▶ SUPPLIED DATA
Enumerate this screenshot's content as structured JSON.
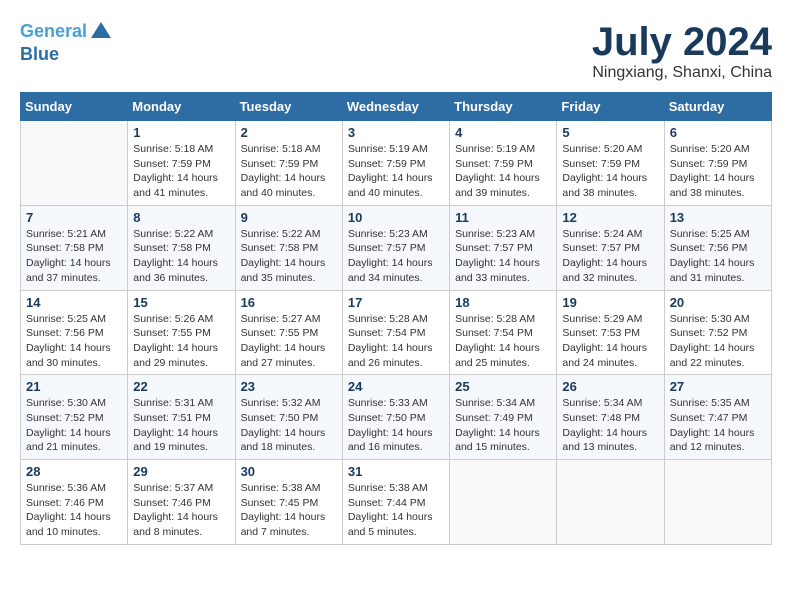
{
  "header": {
    "logo_line1": "General",
    "logo_line2": "Blue",
    "month": "July 2024",
    "location": "Ningxiang, Shanxi, China"
  },
  "days_of_week": [
    "Sunday",
    "Monday",
    "Tuesday",
    "Wednesday",
    "Thursday",
    "Friday",
    "Saturday"
  ],
  "weeks": [
    [
      {
        "day": "",
        "info": ""
      },
      {
        "day": "1",
        "info": "Sunrise: 5:18 AM\nSunset: 7:59 PM\nDaylight: 14 hours\nand 41 minutes."
      },
      {
        "day": "2",
        "info": "Sunrise: 5:18 AM\nSunset: 7:59 PM\nDaylight: 14 hours\nand 40 minutes."
      },
      {
        "day": "3",
        "info": "Sunrise: 5:19 AM\nSunset: 7:59 PM\nDaylight: 14 hours\nand 40 minutes."
      },
      {
        "day": "4",
        "info": "Sunrise: 5:19 AM\nSunset: 7:59 PM\nDaylight: 14 hours\nand 39 minutes."
      },
      {
        "day": "5",
        "info": "Sunrise: 5:20 AM\nSunset: 7:59 PM\nDaylight: 14 hours\nand 38 minutes."
      },
      {
        "day": "6",
        "info": "Sunrise: 5:20 AM\nSunset: 7:59 PM\nDaylight: 14 hours\nand 38 minutes."
      }
    ],
    [
      {
        "day": "7",
        "info": "Sunrise: 5:21 AM\nSunset: 7:58 PM\nDaylight: 14 hours\nand 37 minutes."
      },
      {
        "day": "8",
        "info": "Sunrise: 5:22 AM\nSunset: 7:58 PM\nDaylight: 14 hours\nand 36 minutes."
      },
      {
        "day": "9",
        "info": "Sunrise: 5:22 AM\nSunset: 7:58 PM\nDaylight: 14 hours\nand 35 minutes."
      },
      {
        "day": "10",
        "info": "Sunrise: 5:23 AM\nSunset: 7:57 PM\nDaylight: 14 hours\nand 34 minutes."
      },
      {
        "day": "11",
        "info": "Sunrise: 5:23 AM\nSunset: 7:57 PM\nDaylight: 14 hours\nand 33 minutes."
      },
      {
        "day": "12",
        "info": "Sunrise: 5:24 AM\nSunset: 7:57 PM\nDaylight: 14 hours\nand 32 minutes."
      },
      {
        "day": "13",
        "info": "Sunrise: 5:25 AM\nSunset: 7:56 PM\nDaylight: 14 hours\nand 31 minutes."
      }
    ],
    [
      {
        "day": "14",
        "info": "Sunrise: 5:25 AM\nSunset: 7:56 PM\nDaylight: 14 hours\nand 30 minutes."
      },
      {
        "day": "15",
        "info": "Sunrise: 5:26 AM\nSunset: 7:55 PM\nDaylight: 14 hours\nand 29 minutes."
      },
      {
        "day": "16",
        "info": "Sunrise: 5:27 AM\nSunset: 7:55 PM\nDaylight: 14 hours\nand 27 minutes."
      },
      {
        "day": "17",
        "info": "Sunrise: 5:28 AM\nSunset: 7:54 PM\nDaylight: 14 hours\nand 26 minutes."
      },
      {
        "day": "18",
        "info": "Sunrise: 5:28 AM\nSunset: 7:54 PM\nDaylight: 14 hours\nand 25 minutes."
      },
      {
        "day": "19",
        "info": "Sunrise: 5:29 AM\nSunset: 7:53 PM\nDaylight: 14 hours\nand 24 minutes."
      },
      {
        "day": "20",
        "info": "Sunrise: 5:30 AM\nSunset: 7:52 PM\nDaylight: 14 hours\nand 22 minutes."
      }
    ],
    [
      {
        "day": "21",
        "info": "Sunrise: 5:30 AM\nSunset: 7:52 PM\nDaylight: 14 hours\nand 21 minutes."
      },
      {
        "day": "22",
        "info": "Sunrise: 5:31 AM\nSunset: 7:51 PM\nDaylight: 14 hours\nand 19 minutes."
      },
      {
        "day": "23",
        "info": "Sunrise: 5:32 AM\nSunset: 7:50 PM\nDaylight: 14 hours\nand 18 minutes."
      },
      {
        "day": "24",
        "info": "Sunrise: 5:33 AM\nSunset: 7:50 PM\nDaylight: 14 hours\nand 16 minutes."
      },
      {
        "day": "25",
        "info": "Sunrise: 5:34 AM\nSunset: 7:49 PM\nDaylight: 14 hours\nand 15 minutes."
      },
      {
        "day": "26",
        "info": "Sunrise: 5:34 AM\nSunset: 7:48 PM\nDaylight: 14 hours\nand 13 minutes."
      },
      {
        "day": "27",
        "info": "Sunrise: 5:35 AM\nSunset: 7:47 PM\nDaylight: 14 hours\nand 12 minutes."
      }
    ],
    [
      {
        "day": "28",
        "info": "Sunrise: 5:36 AM\nSunset: 7:46 PM\nDaylight: 14 hours\nand 10 minutes."
      },
      {
        "day": "29",
        "info": "Sunrise: 5:37 AM\nSunset: 7:46 PM\nDaylight: 14 hours\nand 8 minutes."
      },
      {
        "day": "30",
        "info": "Sunrise: 5:38 AM\nSunset: 7:45 PM\nDaylight: 14 hours\nand 7 minutes."
      },
      {
        "day": "31",
        "info": "Sunrise: 5:38 AM\nSunset: 7:44 PM\nDaylight: 14 hours\nand 5 minutes."
      },
      {
        "day": "",
        "info": ""
      },
      {
        "day": "",
        "info": ""
      },
      {
        "day": "",
        "info": ""
      }
    ]
  ]
}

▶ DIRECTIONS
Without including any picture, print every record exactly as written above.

▶ PROBLEM SOLUTION
Enumerate this screenshot's content as structured JSON.
{
  "header": {
    "logo_line1": "General",
    "logo_line2": "Blue",
    "month": "July 2024",
    "location": "Ningxiang, Shanxi, China"
  },
  "days_of_week": [
    "Sunday",
    "Monday",
    "Tuesday",
    "Wednesday",
    "Thursday",
    "Friday",
    "Saturday"
  ],
  "weeks": [
    [
      {
        "day": "",
        "info": ""
      },
      {
        "day": "1",
        "info": "Sunrise: 5:18 AM\nSunset: 7:59 PM\nDaylight: 14 hours\nand 41 minutes."
      },
      {
        "day": "2",
        "info": "Sunrise: 5:18 AM\nSunset: 7:59 PM\nDaylight: 14 hours\nand 40 minutes."
      },
      {
        "day": "3",
        "info": "Sunrise: 5:19 AM\nSunset: 7:59 PM\nDaylight: 14 hours\nand 40 minutes."
      },
      {
        "day": "4",
        "info": "Sunrise: 5:19 AM\nSunset: 7:59 PM\nDaylight: 14 hours\nand 39 minutes."
      },
      {
        "day": "5",
        "info": "Sunrise: 5:20 AM\nSunset: 7:59 PM\nDaylight: 14 hours\nand 38 minutes."
      },
      {
        "day": "6",
        "info": "Sunrise: 5:20 AM\nSunset: 7:59 PM\nDaylight: 14 hours\nand 38 minutes."
      }
    ],
    [
      {
        "day": "7",
        "info": "Sunrise: 5:21 AM\nSunset: 7:58 PM\nDaylight: 14 hours\nand 37 minutes."
      },
      {
        "day": "8",
        "info": "Sunrise: 5:22 AM\nSunset: 7:58 PM\nDaylight: 14 hours\nand 36 minutes."
      },
      {
        "day": "9",
        "info": "Sunrise: 5:22 AM\nSunset: 7:58 PM\nDaylight: 14 hours\nand 35 minutes."
      },
      {
        "day": "10",
        "info": "Sunrise: 5:23 AM\nSunset: 7:57 PM\nDaylight: 14 hours\nand 34 minutes."
      },
      {
        "day": "11",
        "info": "Sunrise: 5:23 AM\nSunset: 7:57 PM\nDaylight: 14 hours\nand 33 minutes."
      },
      {
        "day": "12",
        "info": "Sunrise: 5:24 AM\nSunset: 7:57 PM\nDaylight: 14 hours\nand 32 minutes."
      },
      {
        "day": "13",
        "info": "Sunrise: 5:25 AM\nSunset: 7:56 PM\nDaylight: 14 hours\nand 31 minutes."
      }
    ],
    [
      {
        "day": "14",
        "info": "Sunrise: 5:25 AM\nSunset: 7:56 PM\nDaylight: 14 hours\nand 30 minutes."
      },
      {
        "day": "15",
        "info": "Sunrise: 5:26 AM\nSunset: 7:55 PM\nDaylight: 14 hours\nand 29 minutes."
      },
      {
        "day": "16",
        "info": "Sunrise: 5:27 AM\nSunset: 7:55 PM\nDaylight: 14 hours\nand 27 minutes."
      },
      {
        "day": "17",
        "info": "Sunrise: 5:28 AM\nSunset: 7:54 PM\nDaylight: 14 hours\nand 26 minutes."
      },
      {
        "day": "18",
        "info": "Sunrise: 5:28 AM\nSunset: 7:54 PM\nDaylight: 14 hours\nand 25 minutes."
      },
      {
        "day": "19",
        "info": "Sunrise: 5:29 AM\nSunset: 7:53 PM\nDaylight: 14 hours\nand 24 minutes."
      },
      {
        "day": "20",
        "info": "Sunrise: 5:30 AM\nSunset: 7:52 PM\nDaylight: 14 hours\nand 22 minutes."
      }
    ],
    [
      {
        "day": "21",
        "info": "Sunrise: 5:30 AM\nSunset: 7:52 PM\nDaylight: 14 hours\nand 21 minutes."
      },
      {
        "day": "22",
        "info": "Sunrise: 5:31 AM\nSunset: 7:51 PM\nDaylight: 14 hours\nand 19 minutes."
      },
      {
        "day": "23",
        "info": "Sunrise: 5:32 AM\nSunset: 7:50 PM\nDaylight: 14 hours\nand 18 minutes."
      },
      {
        "day": "24",
        "info": "Sunrise: 5:33 AM\nSunset: 7:50 PM\nDaylight: 14 hours\nand 16 minutes."
      },
      {
        "day": "25",
        "info": "Sunrise: 5:34 AM\nSunset: 7:49 PM\nDaylight: 14 hours\nand 15 minutes."
      },
      {
        "day": "26",
        "info": "Sunrise: 5:34 AM\nSunset: 7:48 PM\nDaylight: 14 hours\nand 13 minutes."
      },
      {
        "day": "27",
        "info": "Sunrise: 5:35 AM\nSunset: 7:47 PM\nDaylight: 14 hours\nand 12 minutes."
      }
    ],
    [
      {
        "day": "28",
        "info": "Sunrise: 5:36 AM\nSunset: 7:46 PM\nDaylight: 14 hours\nand 10 minutes."
      },
      {
        "day": "29",
        "info": "Sunrise: 5:37 AM\nSunset: 7:46 PM\nDaylight: 14 hours\nand 8 minutes."
      },
      {
        "day": "30",
        "info": "Sunrise: 5:38 AM\nSunset: 7:45 PM\nDaylight: 14 hours\nand 7 minutes."
      },
      {
        "day": "31",
        "info": "Sunrise: 5:38 AM\nSunset: 7:44 PM\nDaylight: 14 hours\nand 5 minutes."
      },
      {
        "day": "",
        "info": ""
      },
      {
        "day": "",
        "info": ""
      },
      {
        "day": "",
        "info": ""
      }
    ]
  ]
}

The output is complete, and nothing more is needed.